Alexa provides the most accurate web site popularity ranking statistic on earth. Don't let anyone tell you differently!
All kidding aside ... for anyone that cares, the Alexa ranking of this here blog (today) is 479,875, and I average about 12 unique visitors per day (and 15-20 pageviews). As a comparison, Others Online has an Alexa ranking of 253,510 and averages about 133 unique visitors per day (roughly 300 pageviews). Another comparison would be Siaxx (not providing a link because I'm turning it off soon!), which has an Alexa ranking of 6.4M and averages about 3 unique visitors per day (roughly 5 pageviews).
Alexa tracks about 18M domains (NOT sites). This just gives you an idea of the vast majority of Web sites that get so very little traffic.
Please share your Alexa rank and daily unique/pageview data?
I noted with appreciation some very popular bloggers posting about the echo chamber effect of the blogosphere. (And here I go, perpetuating the very concept by linking to them ...)

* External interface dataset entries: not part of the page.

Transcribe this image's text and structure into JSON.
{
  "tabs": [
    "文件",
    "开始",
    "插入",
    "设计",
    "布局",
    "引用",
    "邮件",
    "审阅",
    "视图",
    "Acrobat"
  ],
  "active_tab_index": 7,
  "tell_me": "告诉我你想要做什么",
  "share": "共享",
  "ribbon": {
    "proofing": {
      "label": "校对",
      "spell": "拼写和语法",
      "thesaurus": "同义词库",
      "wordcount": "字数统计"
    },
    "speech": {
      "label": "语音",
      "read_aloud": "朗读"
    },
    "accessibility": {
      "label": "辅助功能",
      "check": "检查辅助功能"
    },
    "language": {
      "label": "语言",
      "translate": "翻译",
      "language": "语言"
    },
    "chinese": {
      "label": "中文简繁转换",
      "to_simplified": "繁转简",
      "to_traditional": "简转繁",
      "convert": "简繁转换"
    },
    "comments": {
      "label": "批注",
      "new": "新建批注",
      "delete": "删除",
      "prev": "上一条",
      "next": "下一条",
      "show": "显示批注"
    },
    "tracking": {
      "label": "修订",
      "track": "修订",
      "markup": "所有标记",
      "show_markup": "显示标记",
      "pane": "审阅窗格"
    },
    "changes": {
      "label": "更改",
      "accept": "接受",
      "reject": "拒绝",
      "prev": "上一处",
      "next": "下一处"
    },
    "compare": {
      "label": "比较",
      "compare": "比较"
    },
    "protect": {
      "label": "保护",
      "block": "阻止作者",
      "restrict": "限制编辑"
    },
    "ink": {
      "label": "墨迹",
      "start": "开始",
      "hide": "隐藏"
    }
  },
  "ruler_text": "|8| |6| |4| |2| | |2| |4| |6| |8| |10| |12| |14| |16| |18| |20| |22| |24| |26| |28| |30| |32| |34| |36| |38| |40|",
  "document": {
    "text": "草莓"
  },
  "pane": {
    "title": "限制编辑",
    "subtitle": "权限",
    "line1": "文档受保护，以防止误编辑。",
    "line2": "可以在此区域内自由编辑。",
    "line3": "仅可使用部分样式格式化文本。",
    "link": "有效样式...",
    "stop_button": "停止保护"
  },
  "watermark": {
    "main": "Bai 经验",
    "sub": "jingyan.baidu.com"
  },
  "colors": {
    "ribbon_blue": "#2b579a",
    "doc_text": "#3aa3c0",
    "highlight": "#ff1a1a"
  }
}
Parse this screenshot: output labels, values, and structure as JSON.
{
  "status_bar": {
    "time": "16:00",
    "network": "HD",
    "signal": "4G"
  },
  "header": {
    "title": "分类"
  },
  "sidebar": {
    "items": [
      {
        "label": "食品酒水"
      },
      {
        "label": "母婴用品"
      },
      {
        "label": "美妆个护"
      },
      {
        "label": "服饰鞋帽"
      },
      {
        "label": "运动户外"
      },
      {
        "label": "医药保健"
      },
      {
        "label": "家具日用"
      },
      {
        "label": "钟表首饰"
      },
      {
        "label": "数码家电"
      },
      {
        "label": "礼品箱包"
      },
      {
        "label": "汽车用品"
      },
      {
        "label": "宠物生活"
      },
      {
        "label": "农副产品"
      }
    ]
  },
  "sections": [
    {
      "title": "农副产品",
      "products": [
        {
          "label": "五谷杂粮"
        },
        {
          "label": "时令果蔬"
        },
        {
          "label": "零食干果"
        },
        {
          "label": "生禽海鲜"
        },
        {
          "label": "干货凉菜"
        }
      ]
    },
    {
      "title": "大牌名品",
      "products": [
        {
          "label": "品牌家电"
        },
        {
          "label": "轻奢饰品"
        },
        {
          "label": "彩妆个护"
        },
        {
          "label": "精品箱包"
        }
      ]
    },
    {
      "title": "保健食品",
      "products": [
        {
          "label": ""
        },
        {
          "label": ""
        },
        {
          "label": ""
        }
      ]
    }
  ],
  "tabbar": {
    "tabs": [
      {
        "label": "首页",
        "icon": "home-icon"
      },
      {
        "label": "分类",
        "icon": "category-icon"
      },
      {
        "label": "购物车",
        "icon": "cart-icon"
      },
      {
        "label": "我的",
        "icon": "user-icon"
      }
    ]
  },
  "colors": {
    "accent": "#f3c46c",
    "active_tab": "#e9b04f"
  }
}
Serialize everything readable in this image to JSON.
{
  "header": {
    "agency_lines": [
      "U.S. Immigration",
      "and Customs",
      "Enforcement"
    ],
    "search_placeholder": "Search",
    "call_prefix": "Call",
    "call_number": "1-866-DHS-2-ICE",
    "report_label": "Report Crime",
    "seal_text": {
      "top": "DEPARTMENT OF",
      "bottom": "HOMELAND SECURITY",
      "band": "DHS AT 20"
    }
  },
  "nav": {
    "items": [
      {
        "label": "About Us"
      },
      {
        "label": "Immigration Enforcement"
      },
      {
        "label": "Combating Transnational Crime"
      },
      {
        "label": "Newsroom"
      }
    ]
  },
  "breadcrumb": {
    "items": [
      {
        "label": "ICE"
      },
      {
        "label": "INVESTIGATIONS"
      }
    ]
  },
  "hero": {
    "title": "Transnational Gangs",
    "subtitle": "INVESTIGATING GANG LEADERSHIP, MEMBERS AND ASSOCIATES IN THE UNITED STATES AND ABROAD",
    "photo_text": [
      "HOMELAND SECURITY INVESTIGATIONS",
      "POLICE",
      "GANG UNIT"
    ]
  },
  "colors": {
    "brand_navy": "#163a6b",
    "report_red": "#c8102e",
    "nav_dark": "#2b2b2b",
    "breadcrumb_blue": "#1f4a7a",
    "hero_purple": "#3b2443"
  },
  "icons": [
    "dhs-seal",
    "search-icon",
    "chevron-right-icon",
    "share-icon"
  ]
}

Jeremy points out that many people, when referring to blogging, are "really talking about the less than 1% of blogs that find themselves writing about each other in an almost herd-like and insular fashion". He goes on to say "a small subset of blogs (and increasingly non-blogs) hog much of the attention. That happens to be exactly what I'm not looking for most of the time."
It seems that a number of the high-profile bloggers are purposely veering away from the "echo chamber" of the most popular sites and venturing out into the long tail. Chris even provides 10 ways to eliminate the echo chamber.
The echo chamber concept is consistent with the long tail concept, and it's all self-perpetuating. All us online users naturally congregate our attention to the most popular Web sites, not intentionally mind you. Today's search ranking algorithms focus users to the more popular sites on the Web. RSS perpetuates that effect, locking a "worthy" (and usually popular) source onto our guaranteed read/skim list.
Neither the long tail nor the echo chamber will ever go away until the following is disrupted:
You hear a lot about search engines and social sites being "gamed" -- that is, intentionally manipulated in a way that was not explicitly intended by the publisher for the purpose of an unfair advantage. Since only a small percentage of users actually contribute to the Web (as opposed to being lurkers), it's got to be a small percentage of THAT percentage that actually game Web sites like Google, Digg, etc. -- I mean, we're talking less than 1% of 1% (1 out of 10,000).
What we're going to do at Others Online is make gaming part of the user experience. Gaming carries a very negative connotation to it now -- people ask "what are you going to do if people start to game Others Online for their own benefit". My feeling is, if we do it right, 80% of our users will be gaming the system. The more gaming capabilities you build into a site, the more viral it will be, as we create (and users discover) new ways to improve their rank in the system.
Google kind of does this, but far be it from "gaming" -- they're much too civilized for that. They have created and protect a very strict set of rules in their ranking algorithm. It just so happens that the result is the SEO (search engine optimization) multi-billion dollar market.
MySpace does (did?) it much better. They give people free reign over their spaces, and it resulted in basically all users gaming their space to make it their own. (For those of you without a MySpace page, you won't find anywhere in your page creation site instructions how to customize your page.)
When a minute fraction of your user base "games" your site, it's bad. But if almost everyone does, it's hugely positive.